What lines in the entries below contain the word "post"? Copy all of them.
- - -
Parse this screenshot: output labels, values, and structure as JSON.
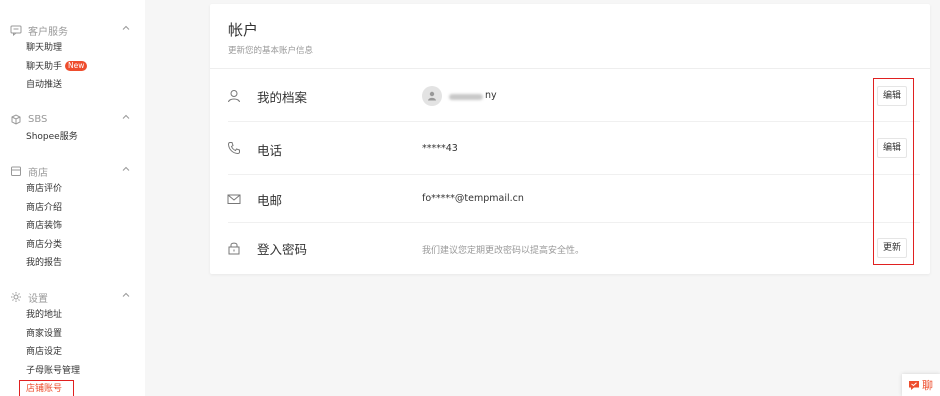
{
  "sidebar": {
    "sections": [
      {
        "title": "客户服务",
        "icon": "chat-icon",
        "items": [
          {
            "label": "聊天助理"
          },
          {
            "label": "聊天助手",
            "badge": "New"
          },
          {
            "label": "自动推送"
          }
        ]
      },
      {
        "title": "SBS",
        "icon": "box-icon",
        "items": [
          {
            "label": "Shopee服务"
          }
        ]
      },
      {
        "title": "商店",
        "icon": "store-icon",
        "items": [
          {
            "label": "商店评价"
          },
          {
            "label": "商店介绍"
          },
          {
            "label": "商店装饰"
          },
          {
            "label": "商店分类"
          },
          {
            "label": "我的报告"
          }
        ]
      },
      {
        "title": "设置",
        "icon": "gear-icon",
        "items": [
          {
            "label": "我的地址"
          },
          {
            "label": "商家设置"
          },
          {
            "label": "商店设定"
          },
          {
            "label": "子母账号管理"
          },
          {
            "label": "店铺账号",
            "active": true
          }
        ]
      }
    ]
  },
  "account": {
    "title": "帐户",
    "subtitle": "更新您的基本账户信息",
    "rows": [
      {
        "label": "我的档案",
        "icon": "person-icon",
        "value_suffix": "ny",
        "button": "编辑"
      },
      {
        "label": "电话",
        "icon": "phone-icon",
        "value": "*****43",
        "button": "编辑"
      },
      {
        "label": "电邮",
        "icon": "mail-icon",
        "value": "fo*****@tempmail.cn"
      },
      {
        "label": "登入密码",
        "icon": "lock-icon",
        "hint": "我们建议您定期更改密码以提高安全性。",
        "button": "更新"
      }
    ]
  },
  "chat_float": {
    "label": "聊",
    "icon": "chat-bubble-icon"
  },
  "colors": {
    "accent": "#ee4d2d",
    "annotation": "#e02020"
  }
}
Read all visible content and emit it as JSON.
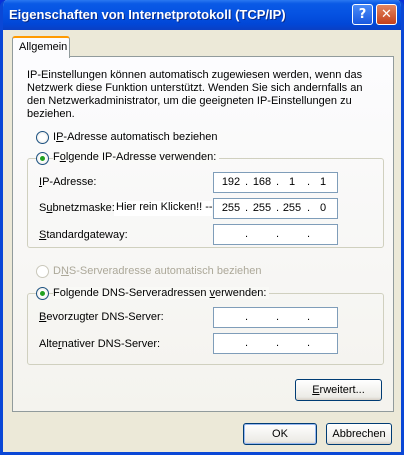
{
  "window": {
    "title": "Eigenschaften von Internetprotokoll (TCP/IP)",
    "help_glyph": "?",
    "close_glyph": "✕"
  },
  "tabs": [
    {
      "label": "Allgemein",
      "selected": true
    }
  ],
  "description": "IP-Einstellungen können automatisch zugewiesen werden, wenn das Netzwerk diese Funktion unterstützt. Wenden Sie sich andernfalls an den Netzwerkadministrator, um die geeigneten IP-Einstellungen zu beziehen.",
  "ip_mode": {
    "auto": {
      "pre": "I",
      "ul": "P",
      "post": "-Adresse automatisch beziehen",
      "selected": false
    },
    "manual": {
      "pre": "F",
      "ul": "o",
      "post": "lgende IP-Adresse verwenden:",
      "selected": true
    }
  },
  "ip_fields": {
    "ip_address": {
      "pre": "",
      "ul": "I",
      "post": "P-Adresse:",
      "octets": [
        "192",
        "168",
        "1",
        "1"
      ]
    },
    "subnet_mask": {
      "pre": "S",
      "ul": "u",
      "post": "bnetzmaske:",
      "octets": [
        "255",
        "255",
        "255",
        "0"
      ]
    },
    "gateway": {
      "pre": "",
      "ul": "S",
      "post": "tandardgateway:",
      "octets": [
        "",
        "",
        "",
        ""
      ]
    }
  },
  "annotation": "Hier rein Klicken!! -->",
  "dns_mode": {
    "auto": {
      "pre": "D",
      "ul": "N",
      "post": "S-Serveradresse automatisch beziehen",
      "selected": false,
      "disabled": true
    },
    "manual": {
      "pre": "Folgende DNS-Serveradressen ",
      "ul": "v",
      "post": "erwenden:",
      "selected": true
    }
  },
  "dns_fields": {
    "preferred": {
      "pre": "",
      "ul": "B",
      "post": "evorzugter DNS-Server:",
      "octets": [
        "",
        "",
        "",
        ""
      ]
    },
    "alternate": {
      "pre": "Alte",
      "ul": "r",
      "post": "nativer DNS-Server:",
      "octets": [
        "",
        "",
        "",
        ""
      ]
    }
  },
  "buttons": {
    "advanced": {
      "pre": "",
      "ul": "E",
      "post": "rweitert..."
    },
    "ok": "OK",
    "cancel": "Abbrechen"
  }
}
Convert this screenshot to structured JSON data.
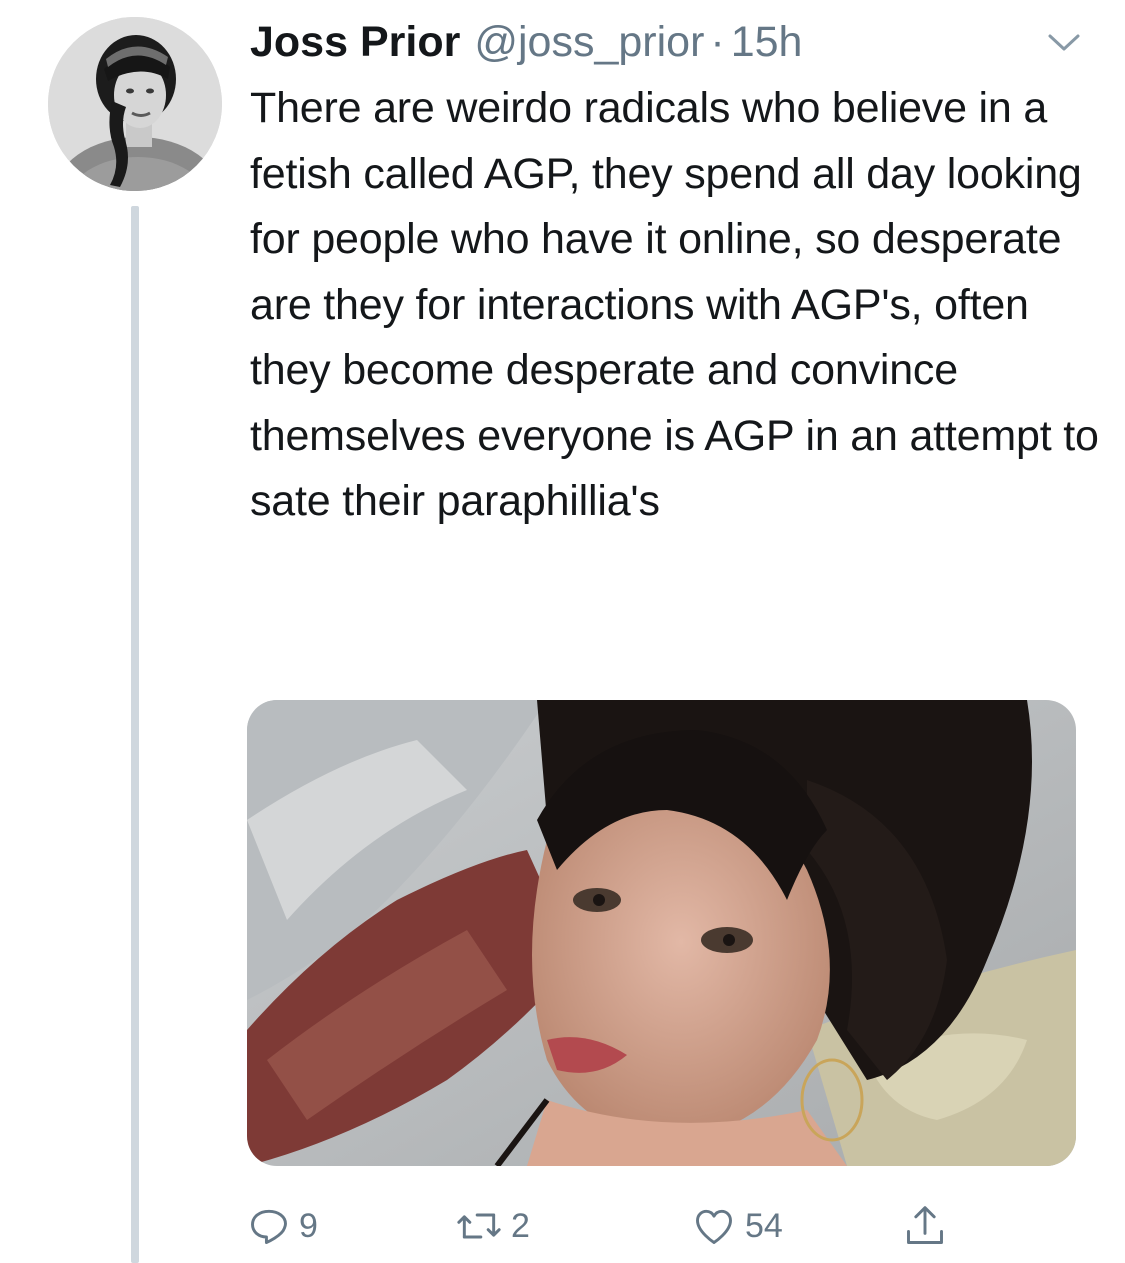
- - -
The completed task:
      "post": "-Adresse automatisch beziehen",
      "post": "lgende IP-Adresse verwenden:",
      "post": "P-Adresse:",
      "post": "bnetzmaske:",
      "post": "tandardgateway:",
      "post": "S-Serveradresse automatisch beziehen",
      "post": "erwenden:",
      "post": "evorzugter DNS-Server:",
      "post": "nativer DNS-Server:",
      "post": "rweitert..."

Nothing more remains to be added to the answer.